◆ SUPPLIED RECORDS:
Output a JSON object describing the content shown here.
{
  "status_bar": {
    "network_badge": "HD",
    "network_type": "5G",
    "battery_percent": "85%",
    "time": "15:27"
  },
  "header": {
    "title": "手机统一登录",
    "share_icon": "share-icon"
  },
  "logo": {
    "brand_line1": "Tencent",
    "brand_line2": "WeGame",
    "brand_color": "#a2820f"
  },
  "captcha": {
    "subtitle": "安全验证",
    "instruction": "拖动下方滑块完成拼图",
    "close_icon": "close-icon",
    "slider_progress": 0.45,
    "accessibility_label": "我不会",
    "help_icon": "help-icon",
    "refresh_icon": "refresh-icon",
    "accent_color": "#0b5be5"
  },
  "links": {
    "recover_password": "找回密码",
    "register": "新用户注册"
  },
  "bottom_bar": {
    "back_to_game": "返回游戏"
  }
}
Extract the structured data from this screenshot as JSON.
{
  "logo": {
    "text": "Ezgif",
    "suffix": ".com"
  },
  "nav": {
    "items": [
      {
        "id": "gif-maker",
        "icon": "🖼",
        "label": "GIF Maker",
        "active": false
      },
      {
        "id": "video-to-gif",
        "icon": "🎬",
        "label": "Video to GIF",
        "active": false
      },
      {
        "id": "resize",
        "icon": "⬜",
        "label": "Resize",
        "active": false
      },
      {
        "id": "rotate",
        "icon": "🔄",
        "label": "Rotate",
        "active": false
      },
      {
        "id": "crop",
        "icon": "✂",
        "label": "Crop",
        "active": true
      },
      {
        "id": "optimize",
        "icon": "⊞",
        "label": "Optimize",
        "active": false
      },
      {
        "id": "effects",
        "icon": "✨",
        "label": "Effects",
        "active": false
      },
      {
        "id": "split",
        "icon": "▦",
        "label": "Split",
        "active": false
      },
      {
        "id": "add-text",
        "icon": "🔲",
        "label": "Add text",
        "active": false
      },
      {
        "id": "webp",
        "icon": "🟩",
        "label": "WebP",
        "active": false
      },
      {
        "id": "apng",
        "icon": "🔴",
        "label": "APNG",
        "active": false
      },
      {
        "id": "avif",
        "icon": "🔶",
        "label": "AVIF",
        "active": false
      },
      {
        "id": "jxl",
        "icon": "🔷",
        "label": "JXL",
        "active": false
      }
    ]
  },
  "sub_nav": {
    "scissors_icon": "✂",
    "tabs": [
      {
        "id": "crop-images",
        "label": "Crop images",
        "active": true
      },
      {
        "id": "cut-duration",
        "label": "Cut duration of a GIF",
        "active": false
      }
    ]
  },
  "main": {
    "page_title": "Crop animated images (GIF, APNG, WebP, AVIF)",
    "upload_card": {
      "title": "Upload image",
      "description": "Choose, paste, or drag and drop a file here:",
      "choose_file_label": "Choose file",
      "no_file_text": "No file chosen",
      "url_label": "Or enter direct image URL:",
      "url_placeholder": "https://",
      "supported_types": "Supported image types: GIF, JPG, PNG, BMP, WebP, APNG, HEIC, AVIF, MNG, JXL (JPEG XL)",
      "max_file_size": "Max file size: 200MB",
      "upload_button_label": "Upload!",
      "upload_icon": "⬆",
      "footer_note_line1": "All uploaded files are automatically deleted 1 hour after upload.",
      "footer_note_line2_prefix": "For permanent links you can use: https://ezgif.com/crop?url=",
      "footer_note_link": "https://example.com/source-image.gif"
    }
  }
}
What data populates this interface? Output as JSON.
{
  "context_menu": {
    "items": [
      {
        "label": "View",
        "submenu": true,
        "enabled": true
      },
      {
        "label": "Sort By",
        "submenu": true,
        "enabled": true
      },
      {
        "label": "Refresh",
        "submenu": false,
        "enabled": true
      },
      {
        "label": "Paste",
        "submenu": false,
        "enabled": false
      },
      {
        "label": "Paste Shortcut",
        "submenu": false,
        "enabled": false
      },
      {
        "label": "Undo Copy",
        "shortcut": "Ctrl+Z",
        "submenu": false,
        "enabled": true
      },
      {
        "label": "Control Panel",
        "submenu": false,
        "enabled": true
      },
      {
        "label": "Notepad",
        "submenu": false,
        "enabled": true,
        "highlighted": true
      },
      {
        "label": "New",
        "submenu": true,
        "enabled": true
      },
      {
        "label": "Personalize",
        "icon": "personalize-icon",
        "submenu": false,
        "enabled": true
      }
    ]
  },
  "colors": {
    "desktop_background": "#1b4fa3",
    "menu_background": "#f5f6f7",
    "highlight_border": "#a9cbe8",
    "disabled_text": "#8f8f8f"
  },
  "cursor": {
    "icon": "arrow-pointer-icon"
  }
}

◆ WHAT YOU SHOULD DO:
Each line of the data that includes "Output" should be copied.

◆ REPLY:
Output a JSON object describing the content shown here.
What data populates this interface? Output as JSON.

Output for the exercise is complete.